I recently spoke with the new director of a “Religious Exempt” preschool that wanted to improve her school. It had been grossly neglected, both by the church in which it was housed, and by the former director. The current director had workers fix the holes in the walls, clean dirt from floors, and install a sink with running water for the toddler changing area. Yes, in Virginia, if your school is religiously exempt, you do not have to insist on washing hands after changing a diaper. It is fully up to the discretion of the director.
What impressed me was that this director, overseeing a staff of women who were not required to have training or experience in early childhood development, wanted to find a way to open a discussion about this question: What is play? I applaud her for this!
One would expect to need such a discussion in an unlicensed school. But these questions are good ones for everyone in education. There are schools that say they are play-based. They give children the opportunity to be children (a terrific start); to be with each other in play experiences both outside and in. Teachers watch them play, and intervene when there is conflict. Then the “curriculum” intervenes! Themes are handed down from on high: farm animals; community helpers; life cycles; and “all about me”. Lessons are constructed. Crafts are implemented. And play takes a back seat to “learning.” These experiences are required, not optional. So play goes out of the window.
Dr. Peter Gray, in The Value of Play, defines play as “an expression of freedom”. It is intrinsically motivated and freely chosen. In a play situation among children, players choose, but they can also quit. My young friend at the water table with other children plays with materials we have provided: Tubing, funnels, CVC pipes, and turkey basters. Through daily experimentation of his choosing, he discovers that inverting the baster in the water, and connecting it to rubber tubing with a funnel at the top, creates a water pump. Pouring water into the funnel, then squeezing the baster, makes the water come out of the funnel like a geyser! He eventually stops playing in the water table. Being able to stop is part of play. If compelled to continue, according to Dr. Gray, play would cease to exist.
Play is not something children (or adults) do apart from work. Play is a necessary part of work. Play invites imagination to participate. Play may have rules, but those rules are agreed upon by the players (as anyone who has watched fours play “soccer” knows!). Play is intrinsically motivating. If your learning environment includes many opportunities for active collaboration and playful learning, with adults who understand how to ask good questions (open-ended, we say in the trade), you won’t need to use stickers to reward children for doing what you want them to learn to do. They will learn to do and understand much more than you can imagine.

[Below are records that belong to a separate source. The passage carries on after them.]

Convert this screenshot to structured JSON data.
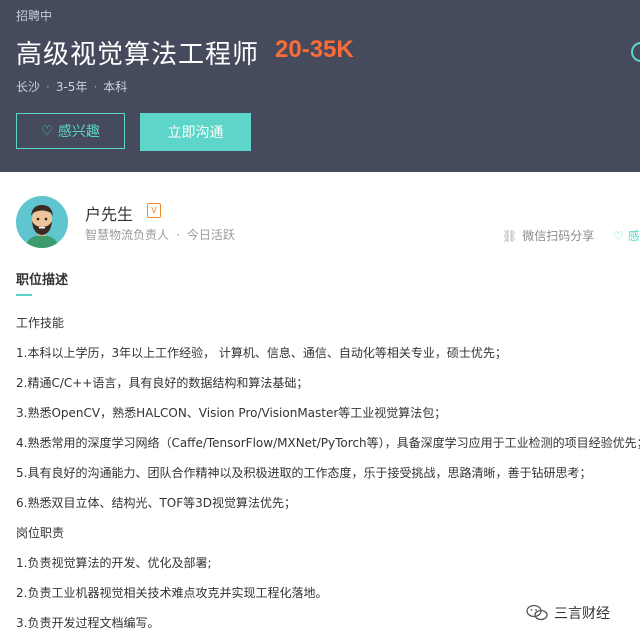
{
  "header": {
    "status": "招聘中",
    "title": "高级视觉算法工程师",
    "salary": "20-35K",
    "meta": [
      "长沙",
      "3-5年",
      "本科"
    ],
    "interest_label": "感兴趣",
    "chat_label": "立即沟通",
    "colors": {
      "bg": "#454a5c",
      "accent": "#5dd5c8",
      "salary": "#fc6c38"
    }
  },
  "recruiter": {
    "name": "户先生",
    "badge": "V",
    "company_role": "智慧物流负责人",
    "activity": "今日活跃",
    "share_label": "微信扫码分享",
    "fav_label": "感"
  },
  "description": {
    "section_title": "职位描述",
    "lines": [
      "工作技能",
      "1.本科以上学历，3年以上工作经验， 计算机、信息、通信、自动化等相关专业，硕士优先；",
      "2.精通C/C++语言，具有良好的数据结构和算法基础；",
      "3.熟悉OpenCV，熟悉HALCON、Vision Pro/VisionMaster等工业视觉算法包；",
      "4.熟悉常用的深度学习网络（Caffe/TensorFlow/MXNet/PyTorch等），具备深度学习应用于工业检测的项目经验优先；",
      "5.具有良好的沟通能力、团队合作精神以及积极进取的工作态度，乐于接受挑战，思路清晰，善于钻研思考；",
      "6.熟悉双目立体、结构光、TOF等3D视觉算法优先；",
      "岗位职责",
      "1.负责视觉算法的开发、优化及部署;",
      "2.负责工业机器视觉相关技术难点攻克并实现工程化落地。",
      "3.负责开发过程文档编写。"
    ]
  },
  "watermark": {
    "text": "三言财经"
  }
}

What will this director do to initiate the discussion of play? I hope she will invite her teachers to play alongside children, and ask questions. I hope she will provide learning opportunities for them to advance their understanding of how children learn. Because they learn through play.